I was thinking maybe this could be done using a scope, but not sure.

Thanks for your help.

5 months ago
Activity icon

Replied to Single Admin Registration With Laravel:auth

After doing more research on the forums, I didn't find exactly what I needed. But I think I came up with a reasonable way to get around this without being too much work, or posing much of a security risk.

So I just created a new middleware.

MaxAdmins.php middleware:

    public function handle($request, Closure $next)
        $users = User::count();

        if ($users > 0){

            return redirect('/')->with('alert', 'Maximum quantity of Admins already registered!');

        return $next($request);

Assigned it. Kernel.php

    protected $routeMiddleware = [
        'maxadmin' => \App\Http\Middleware\MaxAdmins::class,

Then in the routes file, I extracted out the POST request for register and attached that newly created middleware.

web.php file:

Route::post('register', 'Auth\[email protected]')->middleware('maxadmin');

Now they can still view the registration form, but when they try to submit the form it will pass through the middleware, if the current users exceeds 0, it will fail and redirect the users back to the home page with an error saying the maximum amount of admins has already been achieved.

Since it instantly redirects away from the register POST before it accesses the controller and enters details into the database, I can't see any reason why this would potentially cause any security risks?

I may also add an environmental variable that allows them to increase the number of admins that can register as well.

Activity icon

Replied to Single Admin Registration With Laravel:auth

I thought about seeding it automatically during deployment.
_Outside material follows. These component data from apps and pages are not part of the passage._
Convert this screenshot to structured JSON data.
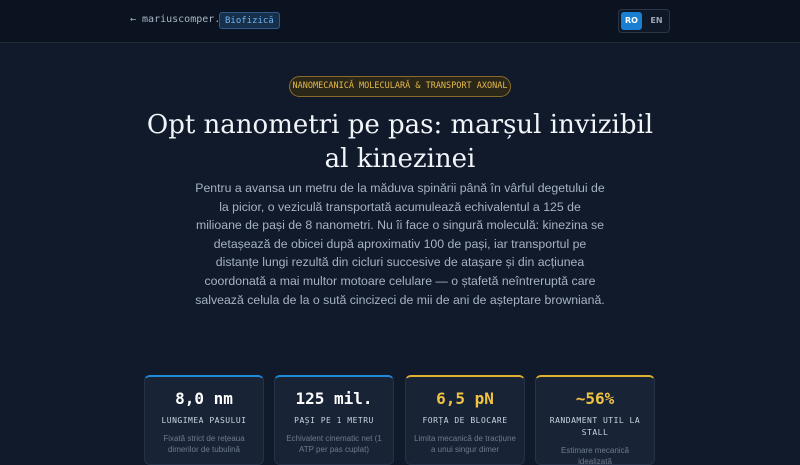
{
  "header": {
    "back_link": "← mariuscomper.uk",
    "category_badge": "Biofizică",
    "lang_options": [
      "RO",
      "EN"
    ],
    "active_lang": "RO"
  },
  "article": {
    "kicker": "NANOMECANICĂ MOLECULARĂ & TRANSPORT AXONAL",
    "title": "Opt nanometri pe pas: marșul invizibil al kinezinei",
    "lede": "Pentru a avansa un metru de la măduva spinării până în vârful degetului de la picior, o veziculă transportată acumulează echivalentul a 125 de milioane de pași de 8 nanometri. Nu îi face o singură moleculă: kinezina se detașează de obicei după aproximativ 100 de pași, iar transportul pe distanțe lungi rezultă din cicluri succesive de atașare și din acțiunea coordonată a mai multor motoare celulare — o ștafetă neîntreruptă care salvează celula de la o sută cincizeci de mii de ani de așteptare browniană."
  },
  "stats": [
    {
      "value": "8,0 nm",
      "label": "LUNGIMEA PASULUI",
      "desc": "Fixată strict de rețeaua dimerilor de tubulină",
      "accent": "#1f8ad9"
    },
    {
      "value": "125 mil.",
      "label": "PAȘI PE 1 METRU",
      "desc": "Echivalent cinematic net (1 ATP per pas cuplat)",
      "accent": "#1f8ad9"
    },
    {
      "value": "6,5 pN",
      "label": "FORȚA DE BLOCARE",
      "desc": "Limita mecanică de tracțiune a unui singur dimer",
      "accent": "#e0b030"
    },
    {
      "value": "~56%",
      "label": "RANDAMENT UTIL LA STALL",
      "desc": "Estimare mecanică idealizată",
      "accent": "#e0b030"
    }
  ]
}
But the issues I foresaw was:

#1: This is an open source project, so I can't predict any aspect of a users desired login/email.

#2: Being open source if they don't change away from the default login details, it's open potentially from any attacker that finds the source and therefore the defaults.
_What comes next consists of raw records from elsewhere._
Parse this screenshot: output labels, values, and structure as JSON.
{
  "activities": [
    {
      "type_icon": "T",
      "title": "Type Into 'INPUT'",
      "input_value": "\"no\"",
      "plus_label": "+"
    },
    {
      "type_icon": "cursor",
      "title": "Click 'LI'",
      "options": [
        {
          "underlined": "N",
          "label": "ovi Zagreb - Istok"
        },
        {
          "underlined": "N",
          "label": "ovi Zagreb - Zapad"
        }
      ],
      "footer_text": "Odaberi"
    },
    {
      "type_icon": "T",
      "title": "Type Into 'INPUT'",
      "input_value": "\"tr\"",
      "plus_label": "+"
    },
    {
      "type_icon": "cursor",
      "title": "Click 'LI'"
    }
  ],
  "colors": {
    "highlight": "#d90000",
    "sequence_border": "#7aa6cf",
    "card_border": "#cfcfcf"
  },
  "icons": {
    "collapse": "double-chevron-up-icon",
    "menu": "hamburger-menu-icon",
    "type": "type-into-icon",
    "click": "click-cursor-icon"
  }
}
#3: Having the most novice of users find and fill in their desired details into a seeder on a command line isn't very intuitive, and would require more work on educating them how to do it in the long run.

5 months ago
Activity icon

Started a new Conversation Single Admin Registration With Laravel:auth

So I'm working on a small project for a dashboard that connects to a users personal site via a plugin, it just collects some details, and saves it all in the dashboard for that admin to view later.

Now for this I need just a single user registration. (Only the 1 admin, nobody else will ever register/login.)

I found I could easily use the built in Laravel Auth package for this. And then once the admin registers, just use this inside the web.php file:

Auth::routes(['register' => false]);

And that would disable all registration forms for anyone else that tries accessing the site later. But making the admin go into the files and change that value from "true" to "false" after he creates his account can cause unnecessary complication, and if they forget to do it, it could easily allow other users to register and view these collected details. (which the admin would not want.)

So I was trying to think of a way to make it automatically disable registration after one user makes an account. Something like this:

if ($users >= 1) {
Auth::routes(['register' => false]);
} else {
Auth::routes(['register' => true]);

But would it be okay to pull the users model into the web.php, and use it to count the amount of users in the database to accomplish this 1 admin registration max rule?

Or would this be considered very messy? And there's a better alternative one could suggest?

Thanks for your time.